# [Available data]

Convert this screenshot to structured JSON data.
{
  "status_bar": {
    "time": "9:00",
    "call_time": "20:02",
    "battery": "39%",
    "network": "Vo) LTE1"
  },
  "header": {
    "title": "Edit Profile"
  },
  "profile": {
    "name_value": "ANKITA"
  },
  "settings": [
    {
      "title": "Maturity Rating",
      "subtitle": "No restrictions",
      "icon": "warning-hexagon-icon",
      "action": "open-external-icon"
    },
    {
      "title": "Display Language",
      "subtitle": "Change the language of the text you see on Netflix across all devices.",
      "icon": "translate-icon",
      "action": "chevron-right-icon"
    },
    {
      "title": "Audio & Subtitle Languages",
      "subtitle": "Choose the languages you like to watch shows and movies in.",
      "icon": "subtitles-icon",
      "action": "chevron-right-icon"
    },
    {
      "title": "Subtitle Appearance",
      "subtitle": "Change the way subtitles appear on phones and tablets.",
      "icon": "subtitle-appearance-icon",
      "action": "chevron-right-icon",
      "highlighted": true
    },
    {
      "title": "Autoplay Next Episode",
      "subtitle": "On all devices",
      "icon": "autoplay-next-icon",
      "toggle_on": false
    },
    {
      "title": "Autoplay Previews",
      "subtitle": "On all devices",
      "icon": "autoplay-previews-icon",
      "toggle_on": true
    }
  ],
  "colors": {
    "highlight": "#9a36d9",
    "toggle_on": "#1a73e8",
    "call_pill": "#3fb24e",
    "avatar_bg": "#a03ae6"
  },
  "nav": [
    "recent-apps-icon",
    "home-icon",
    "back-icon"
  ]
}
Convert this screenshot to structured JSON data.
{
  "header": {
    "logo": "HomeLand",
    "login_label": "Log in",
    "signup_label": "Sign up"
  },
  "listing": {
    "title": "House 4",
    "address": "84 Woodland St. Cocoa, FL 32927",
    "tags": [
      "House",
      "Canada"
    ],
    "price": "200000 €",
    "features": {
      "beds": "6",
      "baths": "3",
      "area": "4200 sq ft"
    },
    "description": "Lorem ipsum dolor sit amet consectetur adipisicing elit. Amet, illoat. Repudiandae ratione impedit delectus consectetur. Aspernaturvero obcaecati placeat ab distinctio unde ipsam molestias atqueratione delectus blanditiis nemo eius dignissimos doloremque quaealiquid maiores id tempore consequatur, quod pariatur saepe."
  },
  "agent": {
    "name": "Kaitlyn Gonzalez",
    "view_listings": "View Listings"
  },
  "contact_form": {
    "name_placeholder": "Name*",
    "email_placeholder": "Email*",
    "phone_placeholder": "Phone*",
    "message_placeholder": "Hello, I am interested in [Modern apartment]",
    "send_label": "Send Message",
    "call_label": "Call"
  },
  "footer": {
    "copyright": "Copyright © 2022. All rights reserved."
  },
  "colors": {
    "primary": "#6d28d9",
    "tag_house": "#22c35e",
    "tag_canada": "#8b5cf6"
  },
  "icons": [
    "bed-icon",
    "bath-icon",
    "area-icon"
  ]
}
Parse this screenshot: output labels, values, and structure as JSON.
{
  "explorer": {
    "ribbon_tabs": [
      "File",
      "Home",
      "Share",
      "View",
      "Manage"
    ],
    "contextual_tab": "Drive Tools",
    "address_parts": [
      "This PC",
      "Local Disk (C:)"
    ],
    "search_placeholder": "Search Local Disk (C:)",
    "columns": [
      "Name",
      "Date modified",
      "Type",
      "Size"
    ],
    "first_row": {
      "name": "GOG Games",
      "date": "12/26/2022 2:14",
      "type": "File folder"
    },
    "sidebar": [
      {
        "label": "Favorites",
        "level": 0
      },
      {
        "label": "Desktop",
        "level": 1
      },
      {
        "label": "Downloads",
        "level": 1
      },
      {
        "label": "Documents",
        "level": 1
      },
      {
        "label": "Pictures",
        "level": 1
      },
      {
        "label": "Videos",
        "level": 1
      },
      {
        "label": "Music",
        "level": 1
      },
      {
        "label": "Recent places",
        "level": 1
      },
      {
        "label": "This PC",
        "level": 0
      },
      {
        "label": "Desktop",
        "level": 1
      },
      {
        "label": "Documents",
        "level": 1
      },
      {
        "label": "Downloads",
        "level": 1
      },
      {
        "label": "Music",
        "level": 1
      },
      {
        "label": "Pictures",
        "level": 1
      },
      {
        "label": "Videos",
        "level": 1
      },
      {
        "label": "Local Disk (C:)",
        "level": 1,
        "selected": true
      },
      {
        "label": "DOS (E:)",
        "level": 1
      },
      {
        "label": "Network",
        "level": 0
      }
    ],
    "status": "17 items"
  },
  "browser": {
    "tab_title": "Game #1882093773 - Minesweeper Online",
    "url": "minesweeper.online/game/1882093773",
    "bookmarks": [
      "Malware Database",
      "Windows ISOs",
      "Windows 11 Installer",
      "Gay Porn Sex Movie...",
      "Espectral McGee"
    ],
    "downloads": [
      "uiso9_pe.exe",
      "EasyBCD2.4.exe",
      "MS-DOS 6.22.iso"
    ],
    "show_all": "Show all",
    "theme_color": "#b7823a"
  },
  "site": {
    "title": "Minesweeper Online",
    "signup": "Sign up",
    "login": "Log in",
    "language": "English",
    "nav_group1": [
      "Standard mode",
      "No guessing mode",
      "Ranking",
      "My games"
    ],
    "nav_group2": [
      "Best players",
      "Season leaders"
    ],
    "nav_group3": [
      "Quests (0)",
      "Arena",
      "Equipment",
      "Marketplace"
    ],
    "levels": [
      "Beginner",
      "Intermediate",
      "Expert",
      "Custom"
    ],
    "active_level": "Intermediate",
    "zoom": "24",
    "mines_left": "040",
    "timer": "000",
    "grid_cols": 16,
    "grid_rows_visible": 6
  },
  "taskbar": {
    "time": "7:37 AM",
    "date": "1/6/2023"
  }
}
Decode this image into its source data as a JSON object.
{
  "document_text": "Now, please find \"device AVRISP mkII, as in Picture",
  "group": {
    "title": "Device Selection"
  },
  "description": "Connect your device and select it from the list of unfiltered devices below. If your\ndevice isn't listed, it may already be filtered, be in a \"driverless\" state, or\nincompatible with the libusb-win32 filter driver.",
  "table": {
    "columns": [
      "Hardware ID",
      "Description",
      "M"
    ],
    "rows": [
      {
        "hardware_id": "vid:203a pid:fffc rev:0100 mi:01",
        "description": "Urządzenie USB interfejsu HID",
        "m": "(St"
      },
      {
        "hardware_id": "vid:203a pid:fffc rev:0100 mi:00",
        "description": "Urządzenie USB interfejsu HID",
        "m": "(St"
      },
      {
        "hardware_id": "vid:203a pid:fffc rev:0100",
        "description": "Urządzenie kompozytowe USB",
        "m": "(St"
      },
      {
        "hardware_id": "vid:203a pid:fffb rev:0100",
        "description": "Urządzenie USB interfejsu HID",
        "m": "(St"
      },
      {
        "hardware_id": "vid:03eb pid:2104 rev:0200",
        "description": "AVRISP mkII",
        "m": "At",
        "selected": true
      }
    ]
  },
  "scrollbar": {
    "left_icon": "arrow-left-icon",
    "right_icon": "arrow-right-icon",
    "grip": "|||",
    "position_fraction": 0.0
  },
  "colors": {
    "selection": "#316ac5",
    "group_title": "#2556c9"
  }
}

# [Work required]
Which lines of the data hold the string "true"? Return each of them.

# [Answer to this task]
      "highlighted": true
      "toggle_on": true
        "selected": true
        "selected": true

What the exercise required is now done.